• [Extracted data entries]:
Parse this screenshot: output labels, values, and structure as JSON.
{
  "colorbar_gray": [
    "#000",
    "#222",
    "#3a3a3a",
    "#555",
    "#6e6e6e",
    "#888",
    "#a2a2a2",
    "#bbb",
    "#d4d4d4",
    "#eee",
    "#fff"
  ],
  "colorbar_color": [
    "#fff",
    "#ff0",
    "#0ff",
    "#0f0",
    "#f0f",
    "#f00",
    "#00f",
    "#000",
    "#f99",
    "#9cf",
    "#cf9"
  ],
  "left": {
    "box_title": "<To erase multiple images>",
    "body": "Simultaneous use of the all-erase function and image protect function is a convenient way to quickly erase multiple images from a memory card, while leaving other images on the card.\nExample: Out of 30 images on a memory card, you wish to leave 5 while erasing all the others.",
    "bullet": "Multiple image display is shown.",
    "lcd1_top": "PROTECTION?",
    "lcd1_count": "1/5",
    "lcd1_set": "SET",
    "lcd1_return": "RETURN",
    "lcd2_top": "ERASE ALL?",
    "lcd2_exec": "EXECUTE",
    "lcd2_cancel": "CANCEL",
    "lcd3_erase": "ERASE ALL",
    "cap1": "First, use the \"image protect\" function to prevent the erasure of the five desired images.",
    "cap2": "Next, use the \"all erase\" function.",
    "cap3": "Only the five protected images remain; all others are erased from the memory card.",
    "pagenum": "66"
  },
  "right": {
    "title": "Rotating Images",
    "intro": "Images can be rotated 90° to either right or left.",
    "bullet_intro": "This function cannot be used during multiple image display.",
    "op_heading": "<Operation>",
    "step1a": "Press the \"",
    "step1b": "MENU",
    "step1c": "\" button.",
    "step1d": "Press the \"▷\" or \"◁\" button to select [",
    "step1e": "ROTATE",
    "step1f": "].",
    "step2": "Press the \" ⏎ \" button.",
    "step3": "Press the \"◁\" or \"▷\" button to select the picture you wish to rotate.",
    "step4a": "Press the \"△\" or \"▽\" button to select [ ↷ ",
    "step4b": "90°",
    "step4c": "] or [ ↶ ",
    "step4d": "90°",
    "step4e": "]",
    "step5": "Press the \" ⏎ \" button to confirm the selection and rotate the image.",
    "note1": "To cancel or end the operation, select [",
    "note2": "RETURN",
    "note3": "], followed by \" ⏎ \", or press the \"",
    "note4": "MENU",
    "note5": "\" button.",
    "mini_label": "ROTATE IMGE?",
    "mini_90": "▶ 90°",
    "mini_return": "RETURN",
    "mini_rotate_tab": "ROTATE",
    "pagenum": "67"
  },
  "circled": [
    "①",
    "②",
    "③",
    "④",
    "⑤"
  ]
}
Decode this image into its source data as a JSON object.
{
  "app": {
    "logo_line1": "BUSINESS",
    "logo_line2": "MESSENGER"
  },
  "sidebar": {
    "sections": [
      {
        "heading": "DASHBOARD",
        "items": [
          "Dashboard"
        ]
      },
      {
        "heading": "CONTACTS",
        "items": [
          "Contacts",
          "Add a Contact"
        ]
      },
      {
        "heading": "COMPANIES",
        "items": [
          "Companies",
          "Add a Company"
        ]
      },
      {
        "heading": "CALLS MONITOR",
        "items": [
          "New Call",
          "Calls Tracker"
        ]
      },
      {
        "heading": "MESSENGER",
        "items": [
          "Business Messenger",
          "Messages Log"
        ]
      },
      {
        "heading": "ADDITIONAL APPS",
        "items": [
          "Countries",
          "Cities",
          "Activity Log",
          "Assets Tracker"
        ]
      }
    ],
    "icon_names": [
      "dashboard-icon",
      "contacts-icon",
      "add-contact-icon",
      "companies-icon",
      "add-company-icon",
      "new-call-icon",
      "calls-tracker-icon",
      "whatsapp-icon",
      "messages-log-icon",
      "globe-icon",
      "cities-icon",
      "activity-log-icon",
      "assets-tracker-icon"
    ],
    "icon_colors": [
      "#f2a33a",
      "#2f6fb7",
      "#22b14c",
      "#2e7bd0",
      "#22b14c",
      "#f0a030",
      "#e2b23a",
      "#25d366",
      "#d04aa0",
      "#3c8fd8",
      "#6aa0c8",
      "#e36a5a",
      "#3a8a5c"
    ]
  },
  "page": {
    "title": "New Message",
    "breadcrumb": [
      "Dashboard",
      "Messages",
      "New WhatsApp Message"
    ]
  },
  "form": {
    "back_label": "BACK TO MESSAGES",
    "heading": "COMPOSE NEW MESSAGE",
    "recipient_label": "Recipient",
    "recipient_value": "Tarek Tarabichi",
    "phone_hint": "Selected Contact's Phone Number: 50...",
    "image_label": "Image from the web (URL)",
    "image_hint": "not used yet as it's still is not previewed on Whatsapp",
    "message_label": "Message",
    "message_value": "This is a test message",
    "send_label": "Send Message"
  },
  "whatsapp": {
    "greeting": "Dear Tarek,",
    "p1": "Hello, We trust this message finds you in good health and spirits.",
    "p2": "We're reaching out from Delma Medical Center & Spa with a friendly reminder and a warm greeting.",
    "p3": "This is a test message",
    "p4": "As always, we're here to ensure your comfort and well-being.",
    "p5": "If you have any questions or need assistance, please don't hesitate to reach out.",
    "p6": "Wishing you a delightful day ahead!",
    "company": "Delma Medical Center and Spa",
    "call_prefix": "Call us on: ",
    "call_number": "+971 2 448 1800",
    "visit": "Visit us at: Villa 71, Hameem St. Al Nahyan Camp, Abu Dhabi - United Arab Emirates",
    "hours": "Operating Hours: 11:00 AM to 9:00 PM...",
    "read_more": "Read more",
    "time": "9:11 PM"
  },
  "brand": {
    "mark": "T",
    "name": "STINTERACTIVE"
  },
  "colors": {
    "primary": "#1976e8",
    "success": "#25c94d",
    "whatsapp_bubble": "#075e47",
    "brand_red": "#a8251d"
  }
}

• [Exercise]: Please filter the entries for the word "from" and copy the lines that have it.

• [Answer to this task]:
    "body": "Simultaneous use of the all-erase function and image protect function is a convenient way to quickly erase multiple images from a memory card, while leaving other images on the card.\nExample: Out of 30 images on a memory card, you wish to leave 5 while erasing all the others.",
    "cap3": "Only the five protected images remain; all others are erased from the memory card.",
    "image_label": "Image from the web (URL)",
    "p2": "We're reaching out from Delma Medical Center & Spa with a friendly reminder and a warm greeting.",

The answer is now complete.